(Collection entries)
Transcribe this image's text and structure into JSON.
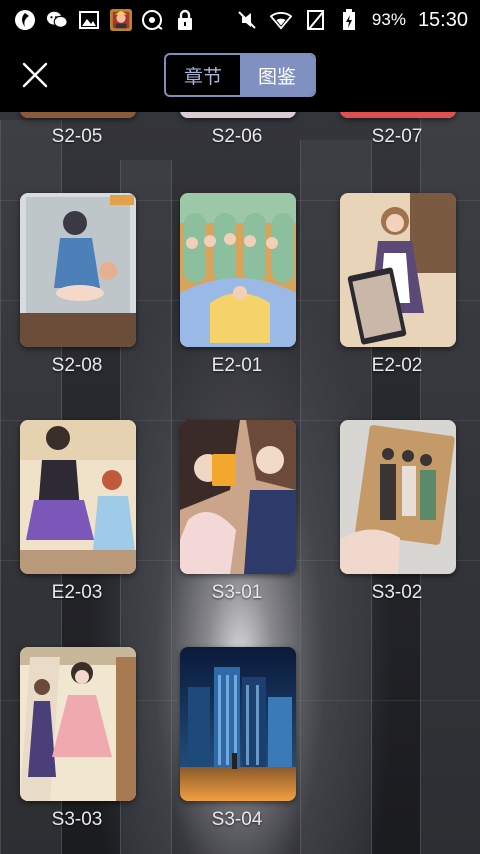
{
  "status_bar": {
    "battery": "93%",
    "time": "15:30",
    "icons_left": [
      "app-icon",
      "wechat-icon",
      "gallery-icon",
      "game-avatar-icon",
      "disc-icon",
      "lock-icon"
    ],
    "icons_right": [
      "mute-icon",
      "wifi-icon",
      "no-sim-icon",
      "battery-icon"
    ]
  },
  "nav": {
    "tabs": [
      {
        "label": "章节",
        "active": false
      },
      {
        "label": "图鉴",
        "active": true
      }
    ]
  },
  "gallery": {
    "items": [
      {
        "label": "S2-05",
        "partial": true
      },
      {
        "label": "S2-06",
        "partial": true
      },
      {
        "label": "S2-07",
        "partial": true
      },
      {
        "label": "S2-08"
      },
      {
        "label": "E2-01"
      },
      {
        "label": "E2-02"
      },
      {
        "label": "E2-03"
      },
      {
        "label": "S3-01"
      },
      {
        "label": "S3-02"
      },
      {
        "label": "S3-03"
      },
      {
        "label": "S3-04"
      }
    ]
  },
  "colors": {
    "accent": "#8090c0",
    "accent_border": "#7f8fbc",
    "tab_inactive_text": "#aab6d8"
  }
}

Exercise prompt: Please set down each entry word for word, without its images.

Response:
Transcribe this image's text and structure into JSON.
{
  "status_bar": {
    "battery": "93%",
    "time": "15:30",
    "icons_left": [
      "app-icon",
      "wechat-icon",
      "gallery-icon",
      "game-avatar-icon",
      "disc-icon",
      "lock-icon"
    ],
    "icons_right": [
      "mute-icon",
      "wifi-icon",
      "no-sim-icon",
      "battery-icon"
    ]
  },
  "nav": {
    "tabs": [
      {
        "label": "章节",
        "active": false
      },
      {
        "label": "图鉴",
        "active": true
      }
    ]
  },
  "gallery": {
    "items": [
      {
        "label": "S2-05",
        "partial": true
      },
      {
        "label": "S2-06",
        "partial": true
      },
      {
        "label": "S2-07",
        "partial": true
      },
      {
        "label": "S2-08"
      },
      {
        "label": "E2-01"
      },
      {
        "label": "E2-02"
      },
      {
        "label": "E2-03"
      },
      {
        "label": "S3-01"
      },
      {
        "label": "S3-02"
      },
      {
        "label": "S3-03"
      },
      {
        "label": "S3-04"
      }
    ]
  },
  "colors": {
    "accent": "#8090c0",
    "accent_border": "#7f8fbc",
    "tab_inactive_text": "#aab6d8"
  }
}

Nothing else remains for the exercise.